considered to be a quintessential beauty. I had a pretty face with large green eyes and long brown hair, but my large breasts and ample backside had a tendency to make me look fat. Ah well, no sense letting Helen get under my skin. Luckily, another customer needed my attention giving me no more time to waste thinking about my figure or arranged marriages.
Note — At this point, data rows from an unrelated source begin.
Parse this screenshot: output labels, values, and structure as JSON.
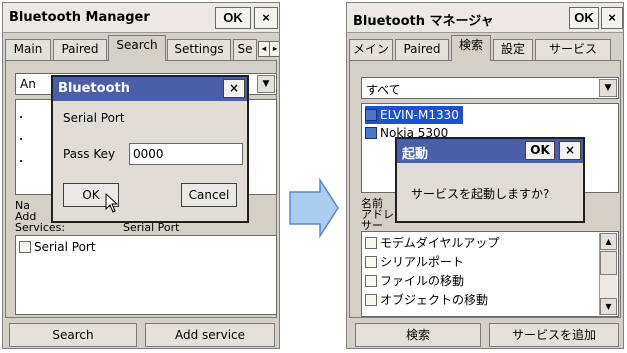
{
  "left": {
    "title": "Bluetooth Manager",
    "ok": "OK",
    "close": "×",
    "tabs": [
      "Main",
      "Paired",
      "Search",
      "Settings",
      "Se"
    ],
    "tab_scroll": [
      "◂",
      "▸"
    ],
    "filter_value": "An",
    "devices_hidden": true,
    "info": {
      "name_label": "Na",
      "address_label": "Add",
      "services_label": "Services:",
      "services_value": "Serial Port"
    },
    "services": [
      "Serial Port"
    ],
    "search_button": "Search",
    "add_service_button": "Add service",
    "dialog": {
      "title": "Bluetooth",
      "close": "×",
      "service": "Serial Port",
      "passkey_label": "Pass Key",
      "passkey_value": "0000",
      "ok": "OK",
      "cancel": "Cancel"
    }
  },
  "right": {
    "title": "Bluetooth マネージャ",
    "ok": "OK",
    "close": "×",
    "tabs": [
      "メイン",
      "Paired",
      "検索",
      "設定",
      "サービス"
    ],
    "filter_value": "すべて",
    "devices": [
      "ELVIN-M1330",
      "Nokia 5300"
    ],
    "info": {
      "name_label": "名前",
      "address_label": "アドレ",
      "services_label": "サー"
    },
    "services": [
      "モデムダイヤルアップ",
      "シリアルポート",
      "ファイルの移動",
      "オブジェクトの移動"
    ],
    "search_button": "検索",
    "add_service_button": "サービスを追加",
    "dialog": {
      "title": "起動",
      "ok": "OK",
      "close": "×",
      "message": "サービスを起動しますか?"
    }
  },
  "colors": {
    "accent": "#4a5fa8",
    "arrow": "#a8cdf0",
    "selection": "#1e50d0"
  },
  "icons": {
    "arrow": "right-arrow-icon",
    "cursor": "mouse-pointer-icon",
    "dropdown": "chevron-down-icon"
  }
}
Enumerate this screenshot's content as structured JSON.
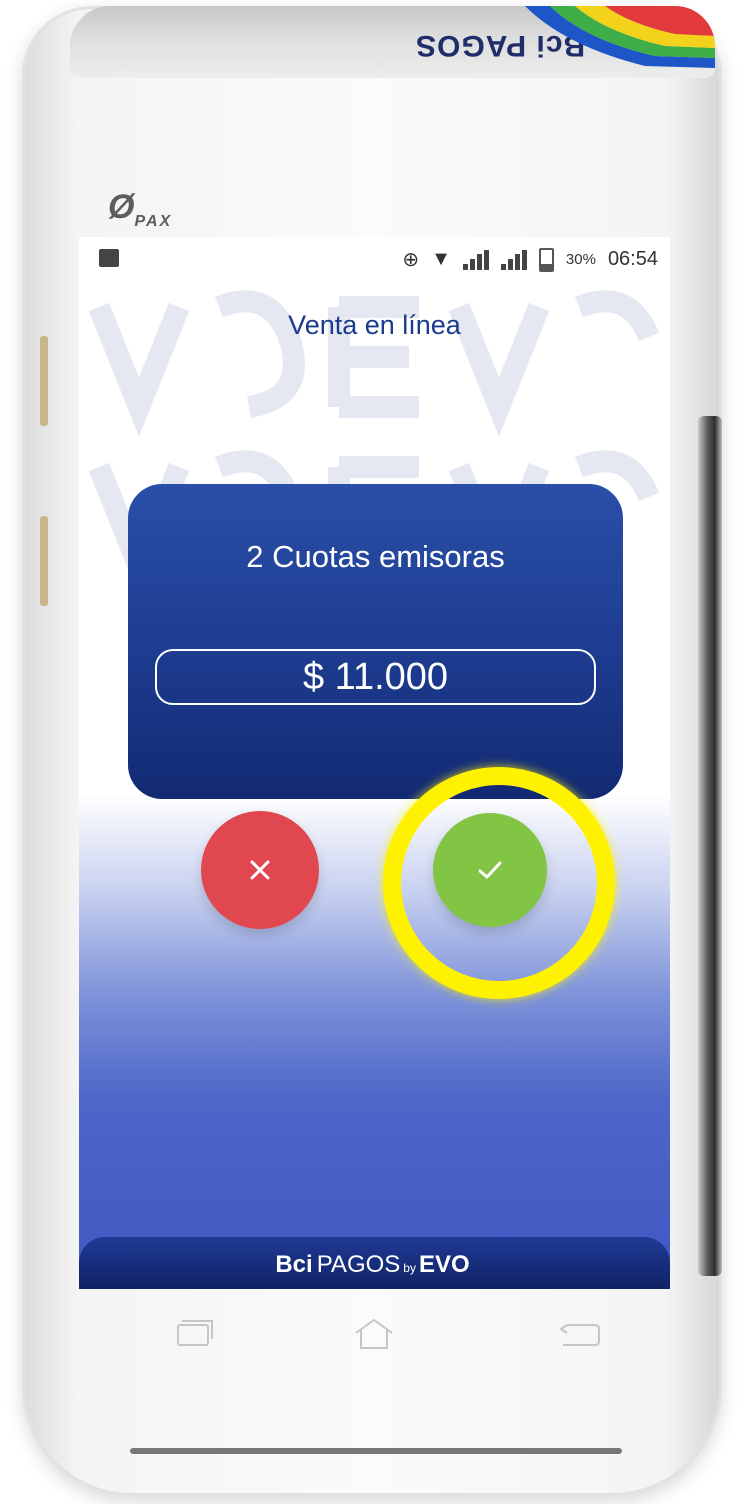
{
  "device": {
    "brand_logo": "PAX",
    "top_label": "Bci PAGOS"
  },
  "status_bar": {
    "battery": "30%",
    "time": "06:54"
  },
  "screen": {
    "title": "Venta en línea",
    "card": {
      "title": "2 Cuotas emisoras",
      "amount": "$ 11.000"
    },
    "buttons": {
      "cancel_icon": "close-icon",
      "accept_icon": "checkmark-icon"
    },
    "footer": {
      "brand_bold": "Bci",
      "brand_text": "PAGOS",
      "by": "by",
      "partner": "EVO"
    }
  },
  "colors": {
    "card": "#1d3b8f",
    "cancel": "#e1474f",
    "accept": "#82c443",
    "highlight": "#fff200",
    "title": "#1a3b8e"
  }
}
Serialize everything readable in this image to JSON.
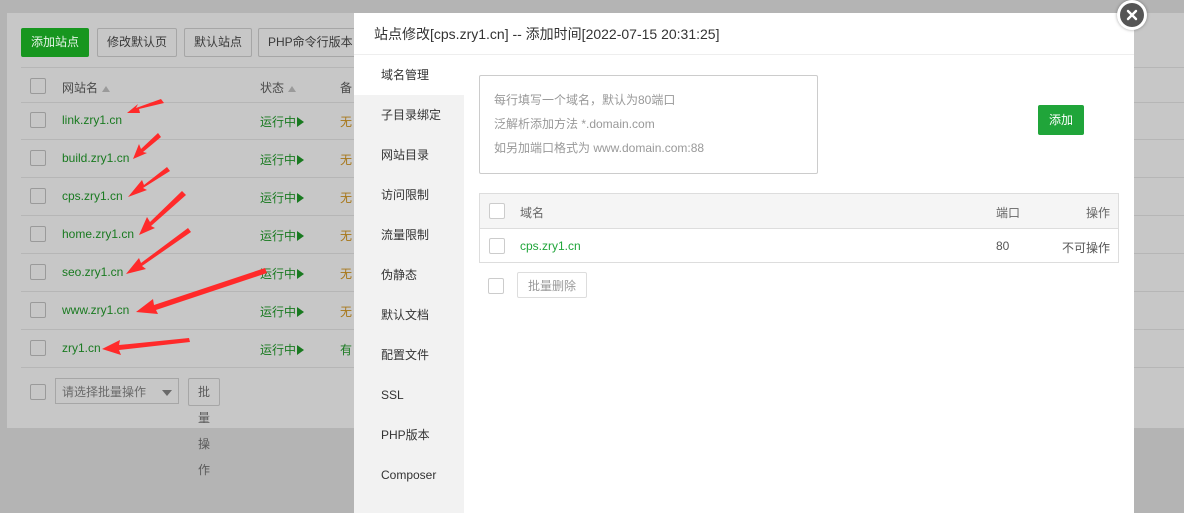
{
  "toolbar": {
    "buttons": [
      "添加站点",
      "修改默认页",
      "默认站点",
      "PHP命令行版本"
    ]
  },
  "site_table": {
    "headers": {
      "name": "网站名",
      "status": "状态",
      "note": "备"
    },
    "rows": [
      {
        "name": "link.zry1.cn",
        "status": "运行中",
        "note": "无"
      },
      {
        "name": "build.zry1.cn",
        "status": "运行中",
        "note": "无"
      },
      {
        "name": "cps.zry1.cn",
        "status": "运行中",
        "note": "无"
      },
      {
        "name": "home.zry1.cn",
        "status": "运行中",
        "note": "无"
      },
      {
        "name": "seo.zry1.cn",
        "status": "运行中",
        "note": "无"
      },
      {
        "name": "www.zry1.cn",
        "status": "运行中",
        "note": "无"
      },
      {
        "name": "zry1.cn",
        "status": "运行中",
        "note": "有"
      }
    ]
  },
  "bulk": {
    "select_placeholder": "请选择批量操作",
    "button": "批量操作"
  },
  "dialog": {
    "title": "站点修改[cps.zry1.cn] -- 添加时间[2022-07-15 20:31:25]",
    "nav": [
      "域名管理",
      "子目录绑定",
      "网站目录",
      "访问限制",
      "流量限制",
      "伪静态",
      "默认文档",
      "配置文件",
      "SSL",
      "PHP版本",
      "Composer"
    ],
    "active_nav": "域名管理",
    "domain_input_placeholder": [
      "每行填写一个域名，默认为80端口",
      "泛解析添加方法 *.domain.com",
      "如另加端口格式为 www.domain.com:88"
    ],
    "add_button": "添加",
    "table": {
      "headers": {
        "domain": "域名",
        "port": "端口",
        "op": "操作"
      },
      "rows": [
        {
          "domain": "cps.zry1.cn",
          "port": "80",
          "op": "不可操作"
        }
      ]
    },
    "batch_delete": "批量删除"
  },
  "colors": {
    "primary": "#20a53a",
    "arrow": "#ff2a2a",
    "overlay": "#b4b4b4"
  }
}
I didn’t need to wait long for confirmation of Justine’s information as Pastor Johnson announced the matching the following day during the church service. “Ladies and gentlemen, I think we are all aware of how blessed we are to be here today. We ar e the remnant, those left behind to carry on God’s work here in Bradford. We have a responsibility to see that our town will not only live on but thrive. And as such, the town council and I have co me to an important decision. We will be conducting a matching. Young ladies between the ages sixteen and thirty will be matched with our single gentlemen. Next Sunday, we will be having a joint marriage ceremony for our matched couples.” It seemed to me that despite the murmuring and hushed conversation that resulted from this announcement, most people already knew that the matching was in the works. Very few had surprised looks on their faces or expressed the kind of genui ne outbursts that normally would have accompanied such a dramatic announcement. However, it appeared that everyone was very interested in watching the reactions of their fellow parishioners. But who was I to judge? I found myself scanning the congregation as well. Mrs. McCreedy, one of the few elderly ladies to survive the outbreak, was shaking her head in disgust. Helen Johnson, the pastor’s wife, had a self-satisfied look on her face, as if she had come up with the whole idea herself, which may not have been far from the truth. The young ladies were looking around as if sizing up the prospects. Many of said young ladies had their eyes on two very handsome brothers-in-law who had lost their wives and some of their children to the dread ful outbreak. I had no doubt they would be considered highly desirable matches. I didn’t know them very well and had never met their wives, as I had been busy taking care of my late husband, Mr. C ollins, even before the outbreak. The only challenge for their future brides would be that they shared a home. They had been married to two sisters, and if gossip could be believed, they hadn’t gotten a chance to build a second home after moving into the area a couple of years ago. Christopher Bingley, by all appearances, was an affable, tall, blond-haired farmer, whose bulging muscles made him look more like a lumberjack. I had spoken to him briefly at the mercantile recently. And despite his quick smiles, I could see a sadness in his eyes that his good humor couldn’t disguise. His young daughter, who appeared to be five or six, sat on his lap in a pew on the other side of the sanctuary. His affection for her warmed my heart and made me feel even more disposed to like him. His brother-in-law, Jackson Darcy, was a stark contrast to good-natured Chris. It was rare to see him smile except at his little girl. I knew him to be well spoken, as I had heard him speaking to Mr. Olson, the owner of the mercantile. And despite his somber demeanor, I always found myself compelled to seek him out with my eyes in a crowd. Of course, he was easy to pick out in a crowd as he stood nearly a head taller than most of the men in the room and half a head taller than Chris. His hair was dark with a little curl at the neck line. He was just as muscular as Chris but because it was stretched over a taller frame, his muscular physique appeared to be less prominent. While Chris seemed to be aware of the attention that he and Jackson were attracting, Jackson